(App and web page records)
....

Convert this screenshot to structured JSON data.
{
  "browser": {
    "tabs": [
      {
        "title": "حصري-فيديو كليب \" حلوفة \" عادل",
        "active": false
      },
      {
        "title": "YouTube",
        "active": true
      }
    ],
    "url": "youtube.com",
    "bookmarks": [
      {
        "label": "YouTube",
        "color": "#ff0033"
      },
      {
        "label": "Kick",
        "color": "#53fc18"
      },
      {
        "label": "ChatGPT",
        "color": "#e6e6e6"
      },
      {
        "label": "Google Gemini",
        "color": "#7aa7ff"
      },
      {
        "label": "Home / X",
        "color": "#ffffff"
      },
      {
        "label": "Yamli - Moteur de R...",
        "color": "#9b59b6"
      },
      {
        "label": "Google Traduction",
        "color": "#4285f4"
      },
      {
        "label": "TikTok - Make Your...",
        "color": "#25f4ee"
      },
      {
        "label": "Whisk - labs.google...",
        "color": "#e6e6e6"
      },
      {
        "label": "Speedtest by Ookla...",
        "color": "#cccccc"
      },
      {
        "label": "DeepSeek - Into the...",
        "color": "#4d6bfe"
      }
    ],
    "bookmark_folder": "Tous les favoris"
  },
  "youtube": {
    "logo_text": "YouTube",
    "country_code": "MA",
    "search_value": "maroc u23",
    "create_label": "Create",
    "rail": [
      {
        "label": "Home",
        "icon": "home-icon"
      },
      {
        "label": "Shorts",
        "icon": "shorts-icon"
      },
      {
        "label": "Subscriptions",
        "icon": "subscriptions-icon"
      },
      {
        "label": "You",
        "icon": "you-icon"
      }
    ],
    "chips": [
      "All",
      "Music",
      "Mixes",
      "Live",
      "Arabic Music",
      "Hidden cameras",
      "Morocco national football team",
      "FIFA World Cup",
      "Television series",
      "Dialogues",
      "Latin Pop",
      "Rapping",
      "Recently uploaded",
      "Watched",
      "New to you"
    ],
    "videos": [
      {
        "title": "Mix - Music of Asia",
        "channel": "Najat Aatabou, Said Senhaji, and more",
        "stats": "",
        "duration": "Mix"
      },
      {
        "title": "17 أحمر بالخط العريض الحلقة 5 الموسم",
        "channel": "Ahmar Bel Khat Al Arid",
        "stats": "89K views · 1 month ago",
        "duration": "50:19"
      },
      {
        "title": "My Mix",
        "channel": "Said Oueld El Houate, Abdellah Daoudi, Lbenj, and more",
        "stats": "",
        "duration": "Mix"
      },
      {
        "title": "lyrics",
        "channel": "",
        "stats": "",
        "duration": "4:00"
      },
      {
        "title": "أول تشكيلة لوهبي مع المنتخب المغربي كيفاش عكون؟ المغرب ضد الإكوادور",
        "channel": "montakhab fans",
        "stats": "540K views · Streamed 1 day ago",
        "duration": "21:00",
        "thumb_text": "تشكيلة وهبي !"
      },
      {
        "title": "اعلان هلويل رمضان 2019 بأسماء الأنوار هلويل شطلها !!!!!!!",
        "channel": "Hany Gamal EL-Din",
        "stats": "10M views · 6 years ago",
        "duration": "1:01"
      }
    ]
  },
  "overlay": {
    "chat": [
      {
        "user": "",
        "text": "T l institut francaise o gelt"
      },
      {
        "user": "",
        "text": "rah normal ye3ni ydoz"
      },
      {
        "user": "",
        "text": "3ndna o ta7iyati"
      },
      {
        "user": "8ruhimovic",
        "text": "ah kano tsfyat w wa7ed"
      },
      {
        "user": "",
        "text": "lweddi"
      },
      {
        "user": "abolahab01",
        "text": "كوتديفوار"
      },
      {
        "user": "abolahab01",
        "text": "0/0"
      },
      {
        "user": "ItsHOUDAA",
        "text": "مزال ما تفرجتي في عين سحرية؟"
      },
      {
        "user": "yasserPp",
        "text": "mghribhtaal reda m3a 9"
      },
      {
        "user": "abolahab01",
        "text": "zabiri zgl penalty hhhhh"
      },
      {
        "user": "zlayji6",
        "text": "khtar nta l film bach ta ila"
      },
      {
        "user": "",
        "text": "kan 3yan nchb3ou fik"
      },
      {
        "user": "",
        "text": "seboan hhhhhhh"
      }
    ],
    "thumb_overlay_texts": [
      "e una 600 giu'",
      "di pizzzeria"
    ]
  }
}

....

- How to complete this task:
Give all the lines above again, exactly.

- Written reply:
Convert this screenshot to structured JSON data.
{
  "browser": {
    "tabs": [
      {
        "title": "حصري-فيديو كليب \" حلوفة \" عادل",
        "active": false
      },
      {
        "title": "YouTube",
        "active": true
      }
    ],
    "url": "youtube.com",
    "bookmarks": [
      {
        "label": "YouTube",
        "color": "#ff0033"
      },
      {
        "label": "Kick",
        "color": "#53fc18"
      },
      {
        "label": "ChatGPT",
        "color": "#e6e6e6"
      },
      {
        "label": "Google Gemini",
        "color": "#7aa7ff"
      },
      {
        "label": "Home / X",
        "color": "#ffffff"
      },
      {
        "label": "Yamli - Moteur de R...",
        "color": "#9b59b6"
      },
      {
        "label": "Google Traduction",
        "color": "#4285f4"
      },
      {
        "label": "TikTok - Make Your...",
        "color": "#25f4ee"
      },
      {
        "label": "Whisk - labs.google...",
        "color": "#e6e6e6"
      },
      {
        "label": "Speedtest by Ookla...",
        "color": "#cccccc"
      },
      {
        "label": "DeepSeek - Into the...",
        "color": "#4d6bfe"
      }
    ],
    "bookmark_folder": "Tous les favoris"
  },
  "youtube": {
    "logo_text": "YouTube",
    "country_code": "MA",
    "search_value": "maroc u23",
    "create_label": "Create",
    "rail": [
      {
        "label": "Home",
        "icon": "home-icon"
      },
      {
        "label": "Shorts",
        "icon": "shorts-icon"
      },
      {
        "label": "Subscriptions",
        "icon": "subscriptions-icon"
      },
      {
        "label": "You",
        "icon": "you-icon"
      }
    ],
    "chips": [
      "All",
      "Music",
      "Mixes",
      "Live",
      "Arabic Music",
      "Hidden cameras",
      "Morocco national football team",
      "FIFA World Cup",
      "Television series",
      "Dialogues",
      "Latin Pop",
      "Rapping",
      "Recently uploaded",
      "Watched",
      "New to you"
    ],
    "videos": [
      {
        "title": "Mix - Music of Asia",
        "channel": "Najat Aatabou, Said Senhaji, and more",
        "stats": "",
        "duration": "Mix"
      },
      {
        "title": "17 أحمر بالخط العريض الحلقة 5 الموسم",
        "channel": "Ahmar Bel Khat Al Arid",
        "stats": "89K views · 1 month ago",
        "duration": "50:19"
      },
      {
        "title": "My Mix",
        "channel": "Said Oueld El Houate, Abdellah Daoudi, Lbenj, and more",
        "stats": "",
        "duration": "Mix"
      },
      {
        "title": "lyrics",
        "channel": "",
        "stats": "",
        "duration": "4:00"
      },
      {
        "title": "أول تشكيلة لوهبي مع المنتخب المغربي كيفاش عكون؟ المغرب ضد الإكوادور",
        "channel": "montakhab fans",
        "stats": "540K views · Streamed 1 day ago",
        "duration": "21:00",
        "thumb_text": "تشكيلة وهبي !"
      },
      {
        "title": "اعلان هلويل رمضان 2019 بأسماء الأنوار هلويل شطلها !!!!!!!",
        "channel": "Hany Gamal EL-Din",
        "stats": "10M views · 6 years ago",
        "duration": "1:01"
      }
    ]
  },
  "overlay": {
    "chat": [
      {
        "user": "",
        "text": "T l institut francaise o gelt"
      },
      {
        "user": "",
        "text": "rah normal ye3ni ydoz"
      },
      {
        "user": "",
        "text": "3ndna o ta7iyati"
      },
      {
        "user": "8ruhimovic",
        "text": "ah kano tsfyat w wa7ed"
      },
      {
        "user": "",
        "text": "lweddi"
      },
      {
        "user": "abolahab01",
        "text": "كوتديفوار"
      },
      {
        "user": "abolahab01",
        "text": "0/0"
      },
      {
        "user": "ItsHOUDAA",
        "text": "مزال ما تفرجتي في عين سحرية؟"
      },
      {
        "user": "yasserPp",
        "text": "mghribhtaal reda m3a 9"
      },
      {
        "user": "abolahab01",
        "text": "zabiri zgl penalty hhhhh"
      },
      {
        "user": "zlayji6",
        "text": "khtar nta l film bach ta ila"
      },
      {
        "user": "",
        "text": "kan 3yan nchb3ou fik"
      },
      {
        "user": "",
        "text": "seboan hhhhhhh"
      }
    ],
    "thumb_overlay_texts": [
      "e una 600 giu'",
      "di pizzzeria"
    ]
  }
}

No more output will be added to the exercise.